A California-based startup called Outsail is headed to the Düsseldorf boat show in late January for the European debut of its approach to building yachts with a carbon fiber airfoil wing.
The wing, which is 98 feet aboard the Outsail 60 catamaran, is concealed within a box through tape spring technology. This metallic-strip technology is also used in satellites because of its low mass, low cost and general simplicity.
According to the company, the OutSail 60 is a CE Class yacht that can cruise using only the energy of the sun and wind. Unlike a conventional sailing yacht, it can travel at any angle relative to the wind and computes its own optimal route. But like a conventional catamaran, it offers many of the conveniences of powerboating—without the noise and fuel burn that come with diesel engines.

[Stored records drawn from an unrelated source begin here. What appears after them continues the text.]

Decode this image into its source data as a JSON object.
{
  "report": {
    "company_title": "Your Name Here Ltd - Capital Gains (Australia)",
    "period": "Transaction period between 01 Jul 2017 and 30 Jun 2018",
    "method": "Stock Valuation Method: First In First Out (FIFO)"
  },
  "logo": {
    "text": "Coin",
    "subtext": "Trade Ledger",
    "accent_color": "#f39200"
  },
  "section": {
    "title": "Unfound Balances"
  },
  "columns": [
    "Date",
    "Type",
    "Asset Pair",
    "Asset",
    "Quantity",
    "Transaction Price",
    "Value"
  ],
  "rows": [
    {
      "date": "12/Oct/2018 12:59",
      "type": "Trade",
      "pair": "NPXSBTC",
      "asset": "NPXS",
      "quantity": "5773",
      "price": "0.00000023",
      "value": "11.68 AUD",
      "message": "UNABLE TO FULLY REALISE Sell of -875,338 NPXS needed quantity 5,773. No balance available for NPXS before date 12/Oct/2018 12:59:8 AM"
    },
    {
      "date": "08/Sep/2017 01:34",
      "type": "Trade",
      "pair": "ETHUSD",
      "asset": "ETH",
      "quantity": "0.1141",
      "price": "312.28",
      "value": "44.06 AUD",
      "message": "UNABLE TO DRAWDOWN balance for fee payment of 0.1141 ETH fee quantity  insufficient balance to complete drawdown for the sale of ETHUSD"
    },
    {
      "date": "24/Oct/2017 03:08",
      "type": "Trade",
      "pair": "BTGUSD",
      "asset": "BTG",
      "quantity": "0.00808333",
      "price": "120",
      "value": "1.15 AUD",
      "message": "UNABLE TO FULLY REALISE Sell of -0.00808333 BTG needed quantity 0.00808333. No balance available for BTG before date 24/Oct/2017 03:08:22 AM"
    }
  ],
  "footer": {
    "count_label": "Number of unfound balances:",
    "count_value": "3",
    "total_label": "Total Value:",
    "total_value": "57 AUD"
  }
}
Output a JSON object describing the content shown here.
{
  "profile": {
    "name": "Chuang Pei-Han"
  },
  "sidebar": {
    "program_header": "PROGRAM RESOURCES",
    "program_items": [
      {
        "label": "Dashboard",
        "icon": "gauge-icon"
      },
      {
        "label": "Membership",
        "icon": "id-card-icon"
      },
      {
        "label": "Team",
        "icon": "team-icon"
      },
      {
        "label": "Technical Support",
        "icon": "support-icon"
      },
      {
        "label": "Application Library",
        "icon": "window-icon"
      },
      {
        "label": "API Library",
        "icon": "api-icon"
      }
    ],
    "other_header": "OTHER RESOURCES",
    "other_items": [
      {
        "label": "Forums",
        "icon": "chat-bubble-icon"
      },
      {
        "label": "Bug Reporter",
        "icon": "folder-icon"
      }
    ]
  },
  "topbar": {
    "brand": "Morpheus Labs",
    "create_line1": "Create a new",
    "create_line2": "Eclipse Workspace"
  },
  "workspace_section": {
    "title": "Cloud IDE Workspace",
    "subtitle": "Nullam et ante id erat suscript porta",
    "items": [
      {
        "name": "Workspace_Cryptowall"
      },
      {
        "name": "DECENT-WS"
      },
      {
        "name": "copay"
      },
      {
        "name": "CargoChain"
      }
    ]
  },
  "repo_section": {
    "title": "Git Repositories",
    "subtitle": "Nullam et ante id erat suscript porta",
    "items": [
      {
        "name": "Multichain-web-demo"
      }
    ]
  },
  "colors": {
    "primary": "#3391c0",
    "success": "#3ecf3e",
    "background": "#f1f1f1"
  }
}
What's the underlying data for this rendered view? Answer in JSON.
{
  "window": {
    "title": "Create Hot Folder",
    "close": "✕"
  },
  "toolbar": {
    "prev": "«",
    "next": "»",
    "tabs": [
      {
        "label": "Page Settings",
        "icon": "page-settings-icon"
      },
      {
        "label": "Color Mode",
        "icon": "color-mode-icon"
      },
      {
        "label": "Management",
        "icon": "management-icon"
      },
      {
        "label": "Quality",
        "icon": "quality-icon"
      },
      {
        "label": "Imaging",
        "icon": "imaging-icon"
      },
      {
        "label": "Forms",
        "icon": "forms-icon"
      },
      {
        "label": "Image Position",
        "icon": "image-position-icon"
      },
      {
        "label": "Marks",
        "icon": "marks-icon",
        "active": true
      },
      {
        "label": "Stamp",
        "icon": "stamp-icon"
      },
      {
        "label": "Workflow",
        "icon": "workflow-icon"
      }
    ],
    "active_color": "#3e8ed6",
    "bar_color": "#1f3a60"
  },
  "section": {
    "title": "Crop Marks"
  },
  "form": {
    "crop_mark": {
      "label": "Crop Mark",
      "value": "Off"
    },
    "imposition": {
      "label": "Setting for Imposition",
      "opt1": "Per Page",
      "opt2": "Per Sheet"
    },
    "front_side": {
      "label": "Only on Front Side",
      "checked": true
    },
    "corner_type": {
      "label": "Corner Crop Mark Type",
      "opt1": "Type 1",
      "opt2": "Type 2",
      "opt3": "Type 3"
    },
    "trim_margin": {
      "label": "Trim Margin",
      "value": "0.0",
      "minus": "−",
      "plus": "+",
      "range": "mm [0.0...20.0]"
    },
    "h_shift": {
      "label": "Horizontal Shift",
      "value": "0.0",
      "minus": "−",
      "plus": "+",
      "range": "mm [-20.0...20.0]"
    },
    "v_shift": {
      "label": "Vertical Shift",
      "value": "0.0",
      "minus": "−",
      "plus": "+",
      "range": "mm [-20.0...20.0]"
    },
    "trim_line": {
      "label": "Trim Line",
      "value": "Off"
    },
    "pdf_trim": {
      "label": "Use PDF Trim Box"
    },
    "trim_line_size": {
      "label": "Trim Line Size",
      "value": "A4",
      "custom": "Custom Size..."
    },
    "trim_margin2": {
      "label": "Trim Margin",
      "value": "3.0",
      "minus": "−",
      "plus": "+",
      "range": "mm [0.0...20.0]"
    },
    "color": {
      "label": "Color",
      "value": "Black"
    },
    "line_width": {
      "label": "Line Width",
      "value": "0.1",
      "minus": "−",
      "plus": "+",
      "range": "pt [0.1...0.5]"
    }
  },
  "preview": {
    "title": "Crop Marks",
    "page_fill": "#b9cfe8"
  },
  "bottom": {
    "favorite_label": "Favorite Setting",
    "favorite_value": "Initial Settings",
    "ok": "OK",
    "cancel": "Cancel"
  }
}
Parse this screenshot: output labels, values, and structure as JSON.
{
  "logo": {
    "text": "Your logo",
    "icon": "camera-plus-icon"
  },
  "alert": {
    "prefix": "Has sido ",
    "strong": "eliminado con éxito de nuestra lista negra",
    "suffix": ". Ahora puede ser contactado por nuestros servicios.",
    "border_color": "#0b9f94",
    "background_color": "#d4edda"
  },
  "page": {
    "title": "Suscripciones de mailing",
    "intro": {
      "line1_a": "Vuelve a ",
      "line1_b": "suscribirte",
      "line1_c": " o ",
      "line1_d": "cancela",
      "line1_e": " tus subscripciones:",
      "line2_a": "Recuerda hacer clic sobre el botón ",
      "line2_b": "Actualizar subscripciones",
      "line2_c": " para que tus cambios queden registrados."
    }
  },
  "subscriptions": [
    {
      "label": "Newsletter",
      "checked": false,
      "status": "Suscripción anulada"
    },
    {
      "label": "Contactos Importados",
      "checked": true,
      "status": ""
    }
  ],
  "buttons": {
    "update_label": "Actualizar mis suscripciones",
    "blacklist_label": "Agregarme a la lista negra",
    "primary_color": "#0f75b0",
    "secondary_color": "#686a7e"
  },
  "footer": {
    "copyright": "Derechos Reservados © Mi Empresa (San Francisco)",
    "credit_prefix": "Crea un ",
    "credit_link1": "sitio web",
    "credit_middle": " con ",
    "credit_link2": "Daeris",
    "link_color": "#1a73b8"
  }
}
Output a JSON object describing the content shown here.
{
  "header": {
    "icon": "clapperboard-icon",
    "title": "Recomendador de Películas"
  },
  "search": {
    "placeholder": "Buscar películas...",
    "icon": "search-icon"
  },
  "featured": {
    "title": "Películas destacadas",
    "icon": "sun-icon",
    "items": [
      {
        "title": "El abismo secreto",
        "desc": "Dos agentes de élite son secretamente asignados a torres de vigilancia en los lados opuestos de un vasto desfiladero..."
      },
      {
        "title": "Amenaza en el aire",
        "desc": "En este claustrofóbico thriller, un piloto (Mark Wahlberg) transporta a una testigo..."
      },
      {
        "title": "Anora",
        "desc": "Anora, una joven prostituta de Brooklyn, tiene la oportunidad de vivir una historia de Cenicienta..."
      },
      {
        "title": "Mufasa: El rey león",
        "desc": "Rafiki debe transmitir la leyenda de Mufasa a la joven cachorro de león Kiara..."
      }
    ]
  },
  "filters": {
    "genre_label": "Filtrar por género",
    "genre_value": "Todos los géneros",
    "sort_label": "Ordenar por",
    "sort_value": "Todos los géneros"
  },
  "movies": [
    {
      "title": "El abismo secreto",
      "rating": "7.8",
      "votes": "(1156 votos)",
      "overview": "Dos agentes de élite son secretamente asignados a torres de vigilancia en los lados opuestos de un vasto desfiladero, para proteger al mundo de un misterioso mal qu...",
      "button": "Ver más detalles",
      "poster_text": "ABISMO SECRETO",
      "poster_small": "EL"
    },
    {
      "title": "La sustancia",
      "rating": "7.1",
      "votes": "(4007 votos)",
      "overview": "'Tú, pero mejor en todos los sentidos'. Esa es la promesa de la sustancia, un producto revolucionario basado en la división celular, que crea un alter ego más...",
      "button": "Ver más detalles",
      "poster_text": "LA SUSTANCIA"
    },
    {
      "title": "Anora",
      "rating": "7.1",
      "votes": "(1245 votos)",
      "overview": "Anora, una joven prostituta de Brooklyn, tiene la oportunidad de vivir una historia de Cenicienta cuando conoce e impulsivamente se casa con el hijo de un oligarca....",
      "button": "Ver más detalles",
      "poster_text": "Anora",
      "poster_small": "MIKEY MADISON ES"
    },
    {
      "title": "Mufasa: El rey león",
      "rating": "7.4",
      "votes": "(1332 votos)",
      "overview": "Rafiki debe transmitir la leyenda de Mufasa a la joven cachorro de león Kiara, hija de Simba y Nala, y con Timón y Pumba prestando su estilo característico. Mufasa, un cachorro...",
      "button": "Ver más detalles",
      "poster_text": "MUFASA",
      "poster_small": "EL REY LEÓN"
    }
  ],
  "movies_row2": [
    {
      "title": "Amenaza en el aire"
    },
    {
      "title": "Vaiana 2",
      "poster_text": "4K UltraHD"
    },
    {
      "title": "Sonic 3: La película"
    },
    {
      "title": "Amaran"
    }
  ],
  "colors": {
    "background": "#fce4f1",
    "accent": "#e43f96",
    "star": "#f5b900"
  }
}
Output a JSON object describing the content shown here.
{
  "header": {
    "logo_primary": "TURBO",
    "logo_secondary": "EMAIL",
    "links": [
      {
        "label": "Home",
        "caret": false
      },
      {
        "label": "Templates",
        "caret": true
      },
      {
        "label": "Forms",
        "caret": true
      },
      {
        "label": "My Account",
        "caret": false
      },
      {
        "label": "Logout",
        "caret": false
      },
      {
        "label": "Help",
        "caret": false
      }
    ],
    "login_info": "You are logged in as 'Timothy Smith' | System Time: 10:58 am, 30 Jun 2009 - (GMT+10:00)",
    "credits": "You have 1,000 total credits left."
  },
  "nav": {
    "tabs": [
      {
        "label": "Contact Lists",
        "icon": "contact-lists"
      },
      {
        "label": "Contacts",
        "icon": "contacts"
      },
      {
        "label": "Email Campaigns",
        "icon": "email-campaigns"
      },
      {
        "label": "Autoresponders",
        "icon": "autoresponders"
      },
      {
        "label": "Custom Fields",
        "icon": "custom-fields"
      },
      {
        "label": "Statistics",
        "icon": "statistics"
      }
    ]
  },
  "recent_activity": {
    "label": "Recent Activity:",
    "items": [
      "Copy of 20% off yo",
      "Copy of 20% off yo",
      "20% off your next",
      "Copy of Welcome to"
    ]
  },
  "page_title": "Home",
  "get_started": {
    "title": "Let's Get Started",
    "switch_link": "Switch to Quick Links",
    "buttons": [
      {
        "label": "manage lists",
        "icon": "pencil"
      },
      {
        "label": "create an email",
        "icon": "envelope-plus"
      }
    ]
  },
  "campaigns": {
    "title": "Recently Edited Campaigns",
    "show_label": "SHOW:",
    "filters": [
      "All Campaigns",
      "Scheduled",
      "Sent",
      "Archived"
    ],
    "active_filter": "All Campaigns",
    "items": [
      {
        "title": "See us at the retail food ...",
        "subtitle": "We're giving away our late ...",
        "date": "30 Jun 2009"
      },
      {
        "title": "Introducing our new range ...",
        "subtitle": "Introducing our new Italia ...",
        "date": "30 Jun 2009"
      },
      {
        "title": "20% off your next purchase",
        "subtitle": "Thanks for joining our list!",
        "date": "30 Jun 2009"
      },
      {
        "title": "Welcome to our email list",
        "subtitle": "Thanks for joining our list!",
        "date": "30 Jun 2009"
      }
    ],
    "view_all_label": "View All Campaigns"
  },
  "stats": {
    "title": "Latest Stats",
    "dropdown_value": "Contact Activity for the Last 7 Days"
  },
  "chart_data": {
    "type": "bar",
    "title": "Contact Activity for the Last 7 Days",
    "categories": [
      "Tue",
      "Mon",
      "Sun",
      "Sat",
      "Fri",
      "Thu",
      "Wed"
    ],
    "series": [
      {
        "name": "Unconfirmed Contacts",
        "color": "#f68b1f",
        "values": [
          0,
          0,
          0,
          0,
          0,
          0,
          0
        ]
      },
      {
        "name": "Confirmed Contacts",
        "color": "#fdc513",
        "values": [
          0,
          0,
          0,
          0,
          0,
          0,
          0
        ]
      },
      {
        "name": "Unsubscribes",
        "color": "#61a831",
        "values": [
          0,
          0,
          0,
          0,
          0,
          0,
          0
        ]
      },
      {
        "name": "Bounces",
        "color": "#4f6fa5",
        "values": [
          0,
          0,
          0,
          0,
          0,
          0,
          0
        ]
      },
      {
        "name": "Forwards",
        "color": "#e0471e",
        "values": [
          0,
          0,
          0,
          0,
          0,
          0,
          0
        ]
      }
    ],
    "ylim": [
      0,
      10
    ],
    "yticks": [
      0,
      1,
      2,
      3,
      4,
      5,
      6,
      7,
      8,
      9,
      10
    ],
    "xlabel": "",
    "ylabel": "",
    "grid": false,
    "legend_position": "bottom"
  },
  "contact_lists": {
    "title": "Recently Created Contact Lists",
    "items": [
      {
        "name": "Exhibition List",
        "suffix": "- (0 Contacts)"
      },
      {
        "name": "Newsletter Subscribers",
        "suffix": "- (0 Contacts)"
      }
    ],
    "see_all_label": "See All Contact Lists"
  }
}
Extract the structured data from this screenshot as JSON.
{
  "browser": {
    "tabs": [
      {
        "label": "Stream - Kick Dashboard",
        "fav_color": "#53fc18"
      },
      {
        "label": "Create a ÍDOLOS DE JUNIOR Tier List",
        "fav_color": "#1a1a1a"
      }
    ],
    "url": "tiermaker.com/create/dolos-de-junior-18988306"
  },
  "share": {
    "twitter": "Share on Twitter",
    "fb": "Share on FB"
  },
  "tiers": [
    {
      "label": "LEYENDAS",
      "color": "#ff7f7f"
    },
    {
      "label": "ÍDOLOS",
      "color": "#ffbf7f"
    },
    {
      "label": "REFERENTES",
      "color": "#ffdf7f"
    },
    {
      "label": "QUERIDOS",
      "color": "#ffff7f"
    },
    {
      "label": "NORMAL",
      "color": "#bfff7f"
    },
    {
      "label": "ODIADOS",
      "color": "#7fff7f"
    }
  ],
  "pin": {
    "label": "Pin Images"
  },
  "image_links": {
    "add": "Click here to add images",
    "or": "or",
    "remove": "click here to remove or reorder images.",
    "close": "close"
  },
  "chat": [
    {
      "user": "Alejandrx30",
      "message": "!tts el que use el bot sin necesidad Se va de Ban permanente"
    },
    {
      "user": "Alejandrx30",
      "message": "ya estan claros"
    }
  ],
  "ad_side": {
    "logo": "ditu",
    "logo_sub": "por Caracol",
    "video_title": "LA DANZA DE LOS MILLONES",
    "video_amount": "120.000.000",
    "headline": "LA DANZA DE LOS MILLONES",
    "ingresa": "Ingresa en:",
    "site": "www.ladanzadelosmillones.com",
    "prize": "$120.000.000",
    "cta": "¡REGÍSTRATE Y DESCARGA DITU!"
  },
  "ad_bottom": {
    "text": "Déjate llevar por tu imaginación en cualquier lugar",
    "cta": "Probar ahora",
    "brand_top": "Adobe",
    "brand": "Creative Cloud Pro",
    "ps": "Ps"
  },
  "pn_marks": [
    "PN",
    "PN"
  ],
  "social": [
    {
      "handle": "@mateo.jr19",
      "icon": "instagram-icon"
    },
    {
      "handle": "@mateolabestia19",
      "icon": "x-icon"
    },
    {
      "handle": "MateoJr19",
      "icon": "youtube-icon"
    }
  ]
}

With all of that in mind, it’s no surprise that Outsail’s founder and CEO, Arpan Rau, is a robotics engineer who has designed flight hardware for NASA and SpaceX. He is a self-described addict when it comes to the force of wind, with his interests ranging from paragliding to sailing.
The company’s chief technical officer, Joseph Oorebeek, has a Ph.D. in aerodynamics from the University of Cambridge, and helped design components used in Tesla’s Model 3.
Outsail’s chief engineer, Bailey Da Costa, previously worked at AEye, which works on autonomous applications, and Impossible Aerospace, which specializes in electric aircraft technology.
Outsail recently closed a seed round of funding from Silicon Valley investors including Y Combinator, which has helped to launch more than 4,000 companies since it was founded in 2005. Those companies include Airbnb, Doordash, Instacart, Dropbox and Reddit.
Additional investors in the recent seed round of funding for Outsail include Climate Capital, which focuses its investments on emissions reduction and climate adaptation; Venture Hacks Fund, which was an investor in Twitter; and Collab Fund, whose previous investments have included Beyond Meat, Daily Harvest, Kickstarter, Lyft, The Farmer’s Dog and TaskRabbit.
Outsail says its goal is to apply technology in the maritime industry—not just yachts, but also the container-shipping and defense industries—to reduce the amount of diesel fuel that’s being burned. Outsail says it’s currently working with shipyards such as Conrad and Alva on custom-build projects.
“Burning diesel fuel is expensive and it destroys the ocean,” Rau stated in the company’s press materials. “The wind is the largest source of energy available at sea.”
For more information about Outsail, click over to outsail.com.